> **Your goal**
Go through the data below and retype all of it exactly.

> **Supplied material**
>>>>>

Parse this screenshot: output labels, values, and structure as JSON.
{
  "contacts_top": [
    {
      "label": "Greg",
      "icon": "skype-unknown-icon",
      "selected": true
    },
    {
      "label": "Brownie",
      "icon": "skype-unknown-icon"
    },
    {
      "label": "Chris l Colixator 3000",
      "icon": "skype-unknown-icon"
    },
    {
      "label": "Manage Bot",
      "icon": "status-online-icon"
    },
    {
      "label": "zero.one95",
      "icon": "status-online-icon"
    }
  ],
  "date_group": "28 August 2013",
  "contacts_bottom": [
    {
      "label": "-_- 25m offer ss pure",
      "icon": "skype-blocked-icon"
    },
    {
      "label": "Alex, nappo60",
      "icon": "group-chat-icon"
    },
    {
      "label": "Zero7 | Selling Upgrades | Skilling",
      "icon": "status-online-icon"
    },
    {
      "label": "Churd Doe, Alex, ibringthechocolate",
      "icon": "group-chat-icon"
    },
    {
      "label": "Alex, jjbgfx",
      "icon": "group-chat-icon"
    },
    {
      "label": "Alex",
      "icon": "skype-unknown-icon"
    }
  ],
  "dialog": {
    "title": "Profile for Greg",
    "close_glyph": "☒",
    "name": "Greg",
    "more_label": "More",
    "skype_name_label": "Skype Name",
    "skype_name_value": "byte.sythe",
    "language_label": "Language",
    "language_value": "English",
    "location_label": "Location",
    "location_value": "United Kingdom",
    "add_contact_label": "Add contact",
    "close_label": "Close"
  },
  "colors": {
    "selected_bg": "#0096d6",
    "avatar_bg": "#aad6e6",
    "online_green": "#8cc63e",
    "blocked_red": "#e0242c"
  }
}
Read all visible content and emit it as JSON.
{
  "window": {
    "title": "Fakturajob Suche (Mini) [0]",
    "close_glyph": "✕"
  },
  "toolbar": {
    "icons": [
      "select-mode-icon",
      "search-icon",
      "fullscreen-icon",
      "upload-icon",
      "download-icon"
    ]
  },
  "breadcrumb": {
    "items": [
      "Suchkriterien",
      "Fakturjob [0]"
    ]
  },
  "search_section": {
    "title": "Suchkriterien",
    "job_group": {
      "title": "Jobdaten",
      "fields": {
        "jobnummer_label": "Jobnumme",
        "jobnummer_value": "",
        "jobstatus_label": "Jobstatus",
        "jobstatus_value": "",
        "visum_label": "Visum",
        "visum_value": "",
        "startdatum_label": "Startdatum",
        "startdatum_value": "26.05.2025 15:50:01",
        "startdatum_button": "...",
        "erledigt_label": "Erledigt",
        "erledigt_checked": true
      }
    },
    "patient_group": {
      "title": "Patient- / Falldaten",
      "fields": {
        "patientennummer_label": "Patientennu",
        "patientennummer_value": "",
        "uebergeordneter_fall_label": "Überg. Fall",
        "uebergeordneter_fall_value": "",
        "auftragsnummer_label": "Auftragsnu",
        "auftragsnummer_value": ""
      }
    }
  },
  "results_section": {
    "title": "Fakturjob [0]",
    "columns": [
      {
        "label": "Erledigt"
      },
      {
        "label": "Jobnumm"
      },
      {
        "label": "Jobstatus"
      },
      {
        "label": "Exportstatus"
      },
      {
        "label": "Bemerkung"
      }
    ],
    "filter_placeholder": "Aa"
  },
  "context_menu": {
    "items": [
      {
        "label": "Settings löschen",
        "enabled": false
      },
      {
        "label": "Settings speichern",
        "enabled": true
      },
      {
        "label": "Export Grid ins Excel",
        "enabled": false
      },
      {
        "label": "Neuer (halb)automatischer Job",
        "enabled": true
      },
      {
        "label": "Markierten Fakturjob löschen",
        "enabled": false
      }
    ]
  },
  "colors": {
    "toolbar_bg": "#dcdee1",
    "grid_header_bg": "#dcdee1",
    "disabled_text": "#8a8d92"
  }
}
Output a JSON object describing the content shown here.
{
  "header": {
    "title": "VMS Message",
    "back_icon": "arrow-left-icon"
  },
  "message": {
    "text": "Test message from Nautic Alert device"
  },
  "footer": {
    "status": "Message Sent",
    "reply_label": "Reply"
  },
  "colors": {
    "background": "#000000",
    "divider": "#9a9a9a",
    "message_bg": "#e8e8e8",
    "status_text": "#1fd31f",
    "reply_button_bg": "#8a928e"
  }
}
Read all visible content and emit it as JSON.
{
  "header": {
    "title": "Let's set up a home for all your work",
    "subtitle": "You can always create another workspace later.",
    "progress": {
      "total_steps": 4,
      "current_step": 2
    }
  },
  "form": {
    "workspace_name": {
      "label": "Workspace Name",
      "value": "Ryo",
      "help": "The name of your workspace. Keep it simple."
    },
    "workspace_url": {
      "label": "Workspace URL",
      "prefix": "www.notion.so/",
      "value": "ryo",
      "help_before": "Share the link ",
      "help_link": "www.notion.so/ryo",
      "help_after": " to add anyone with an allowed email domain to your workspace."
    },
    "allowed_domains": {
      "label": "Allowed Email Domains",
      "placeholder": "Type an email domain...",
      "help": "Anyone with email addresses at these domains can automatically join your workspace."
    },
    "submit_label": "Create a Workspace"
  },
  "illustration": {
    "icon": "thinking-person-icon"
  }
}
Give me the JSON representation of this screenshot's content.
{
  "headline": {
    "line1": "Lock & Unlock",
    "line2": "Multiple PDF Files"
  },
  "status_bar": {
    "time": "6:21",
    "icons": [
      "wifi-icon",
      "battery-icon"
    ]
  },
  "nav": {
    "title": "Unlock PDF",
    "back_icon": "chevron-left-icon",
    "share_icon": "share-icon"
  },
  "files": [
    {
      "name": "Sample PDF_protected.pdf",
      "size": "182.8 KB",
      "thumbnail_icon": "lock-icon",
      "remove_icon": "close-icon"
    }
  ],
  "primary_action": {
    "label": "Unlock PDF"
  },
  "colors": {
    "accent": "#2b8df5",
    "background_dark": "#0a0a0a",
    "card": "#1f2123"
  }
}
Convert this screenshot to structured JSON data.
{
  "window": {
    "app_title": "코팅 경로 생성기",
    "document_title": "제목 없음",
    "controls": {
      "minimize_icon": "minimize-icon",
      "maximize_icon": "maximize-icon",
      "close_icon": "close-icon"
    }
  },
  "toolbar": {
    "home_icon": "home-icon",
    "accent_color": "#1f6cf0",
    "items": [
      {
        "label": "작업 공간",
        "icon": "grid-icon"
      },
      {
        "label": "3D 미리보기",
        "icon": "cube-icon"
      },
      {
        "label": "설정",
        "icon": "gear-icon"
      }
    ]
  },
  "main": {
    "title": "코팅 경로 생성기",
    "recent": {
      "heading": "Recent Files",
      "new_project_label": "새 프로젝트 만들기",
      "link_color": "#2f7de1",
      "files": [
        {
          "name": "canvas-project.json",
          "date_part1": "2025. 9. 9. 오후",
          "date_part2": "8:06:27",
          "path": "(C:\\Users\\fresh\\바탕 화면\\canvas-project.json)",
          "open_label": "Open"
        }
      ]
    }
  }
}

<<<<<

> **Result below**
Parse this screenshot: output labels, values, and structure as JSON.
{
  "contacts_top": [
    {
      "label": "Greg",
      "icon": "skype-unknown-icon",
      "selected": true
    },
    {
      "label": "Brownie",
      "icon": "skype-unknown-icon"
    },
    {
      "label": "Chris l Colixator 3000",
      "icon": "skype-unknown-icon"
    },
    {
      "label": "Manage Bot",
      "icon": "status-online-icon"
    },
    {
      "label": "zero.one95",
      "icon": "status-online-icon"
    }
  ],
  "date_group": "28 August 2013",
  "contacts_bottom": [
    {
      "label": "-_- 25m offer ss pure",
      "icon": "skype-blocked-icon"
    },
    {
      "label": "Alex, nappo60",
      "icon": "group-chat-icon"
    },
    {
      "label": "Zero7 | Selling Upgrades | Skilling",
      "icon": "status-online-icon"
    },
    {
      "label": "Churd Doe, Alex, ibringthechocolate",
      "icon": "group-chat-icon"
    },
    {
      "label": "Alex, jjbgfx",
      "icon": "group-chat-icon"
    },
    {
      "label": "Alex",
      "icon": "skype-unknown-icon"
    }
  ],
  "dialog": {
    "title": "Profile for Greg",
    "close_glyph": "☒",
    "name": "Greg",
    "more_label": "More",
    "skype_name_label": "Skype Name",
    "skype_name_value": "byte.sythe",
    "language_label": "Language",
    "language_value": "English",
    "location_label": "Location",
    "location_value": "United Kingdom",
    "add_contact_label": "Add contact",
    "close_label": "Close"
  },
  "colors": {
    "selected_bg": "#0096d6",
    "avatar_bg": "#aad6e6",
    "online_green": "#8cc63e",
    "blocked_red": "#e0242c"
  }
}
Read all visible content and emit it as JSON.
{
  "window": {
    "title": "Fakturajob Suche (Mini) [0]",
    "close_glyph": "✕"
  },
  "toolbar": {
    "icons": [
      "select-mode-icon",
      "search-icon",
      "fullscreen-icon",
      "upload-icon",
      "download-icon"
    ]
  },
  "breadcrumb": {
    "items": [
      "Suchkriterien",
      "Fakturjob [0]"
    ]
  },
  "search_section": {
    "title": "Suchkriterien",
    "job_group": {
      "title": "Jobdaten",
      "fields": {
        "jobnummer_label": "Jobnumme",
        "jobnummer_value": "",
        "jobstatus_label": "Jobstatus",
        "jobstatus_value": "",
        "visum_label": "Visum",
        "visum_value": "",
        "startdatum_label": "Startdatum",
        "startdatum_value": "26.05.2025 15:50:01",
        "startdatum_button": "...",
        "erledigt_label": "Erledigt",
        "erledigt_checked": true
      }
    },
    "patient_group": {
      "title": "Patient- / Falldaten",
      "fields": {
        "patientennummer_label": "Patientennu",
        "patientennummer_value": "",
        "uebergeordneter_fall_label": "Überg. Fall",
        "uebergeordneter_fall_value": "",
        "auftragsnummer_label": "Auftragsnu",
        "auftragsnummer_value": ""
      }
    }
  },
  "results_section": {
    "title": "Fakturjob [0]",
    "columns": [
      {
        "label": "Erledigt"
      },
      {
        "label": "Jobnumm"
      },
      {
        "label": "Jobstatus"
      },
      {
        "label": "Exportstatus"
      },
      {
        "label": "Bemerkung"
      }
    ],
    "filter_placeholder": "Aa"
  },
  "context_menu": {
    "items": [
      {
        "label": "Settings löschen",
        "enabled": false
      },
      {
        "label": "Settings speichern",
        "enabled": true
      },
      {
        "label": "Export Grid ins Excel",
        "enabled": false
      },
      {
        "label": "Neuer (halb)automatischer Job",
        "enabled": true
      },
      {
        "label": "Markierten Fakturjob löschen",
        "enabled": false
      }
    ]
  },
  "colors": {
    "toolbar_bg": "#dcdee1",
    "grid_header_bg": "#dcdee1",
    "disabled_text": "#8a8d92"
  }
}
Output a JSON object describing the content shown here.
{
  "header": {
    "title": "VMS Message",
    "back_icon": "arrow-left-icon"
  },
  "message": {
    "text": "Test message from Nautic Alert device"
  },
  "footer": {
    "status": "Message Sent",
    "reply_label": "Reply"
  },
  "colors": {
    "background": "#000000",
    "divider": "#9a9a9a",
    "message_bg": "#e8e8e8",
    "status_text": "#1fd31f",
    "reply_button_bg": "#8a928e"
  }
}
Read all visible content and emit it as JSON.
{
  "header": {
    "title": "Let's set up a home for all your work",
    "subtitle": "You can always create another workspace later.",
    "progress": {
      "total_steps": 4,
      "current_step": 2
    }
  },
  "form": {
    "workspace_name": {
      "label": "Workspace Name",
      "value": "Ryo",
      "help": "The name of your workspace. Keep it simple."
    },
    "workspace_url": {
      "label": "Workspace URL",
      "prefix": "www.notion.so/",
      "value": "ryo",
      "help_before": "Share the link ",
      "help_link": "www.notion.so/ryo",
      "help_after": " to add anyone with an allowed email domain to your workspace."
    },
    "allowed_domains": {
      "label": "Allowed Email Domains",
      "placeholder": "Type an email domain...",
      "help": "Anyone with email addresses at these domains can automatically join your workspace."
    },
    "submit_label": "Create a Workspace"
  },
  "illustration": {
    "icon": "thinking-person-icon"
  }
}
Give me the JSON representation of this screenshot's content.
{
  "headline": {
    "line1": "Lock & Unlock",
    "line2": "Multiple PDF Files"
  },
  "status_bar": {
    "time": "6:21",
    "icons": [
      "wifi-icon",
      "battery-icon"
    ]
  },
  "nav": {
    "title": "Unlock PDF",
    "back_icon": "chevron-left-icon",
    "share_icon": "share-icon"
  },
  "files": [
    {
      "name": "Sample PDF_protected.pdf",
      "size": "182.8 KB",
      "thumbnail_icon": "lock-icon",
      "remove_icon": "close-icon"
    }
  ],
  "primary_action": {
    "label": "Unlock PDF"
  },
  "colors": {
    "accent": "#2b8df5",
    "background_dark": "#0a0a0a",
    "card": "#1f2123"
  }
}
Convert this screenshot to structured JSON data.
{
  "window": {
    "app_title": "코팅 경로 생성기",
    "document_title": "제목 없음",
    "controls": {
      "minimize_icon": "minimize-icon",
      "maximize_icon": "maximize-icon",
      "close_icon": "close-icon"
    }
  },
  "toolbar": {
    "home_icon": "home-icon",
    "accent_color": "#1f6cf0",
    "items": [
      {
        "label": "작업 공간",
        "icon": "grid-icon"
      },
      {
        "label": "3D 미리보기",
        "icon": "cube-icon"
      },
      {
        "label": "설정",
        "icon": "gear-icon"
      }
    ]
  },
  "main": {
    "title": "코팅 경로 생성기",
    "recent": {
      "heading": "Recent Files",
      "new_project_label": "새 프로젝트 만들기",
      "link_color": "#2f7de1",
      "files": [
        {
          "name": "canvas-project.json",
          "date_part1": "2025. 9. 9. 오후",
          "date_part2": "8:06:27",
          "path": "(C:\\Users\\fresh\\바탕 화면\\canvas-project.json)",
          "open_label": "Open"
        }
      ]
    }
  }
}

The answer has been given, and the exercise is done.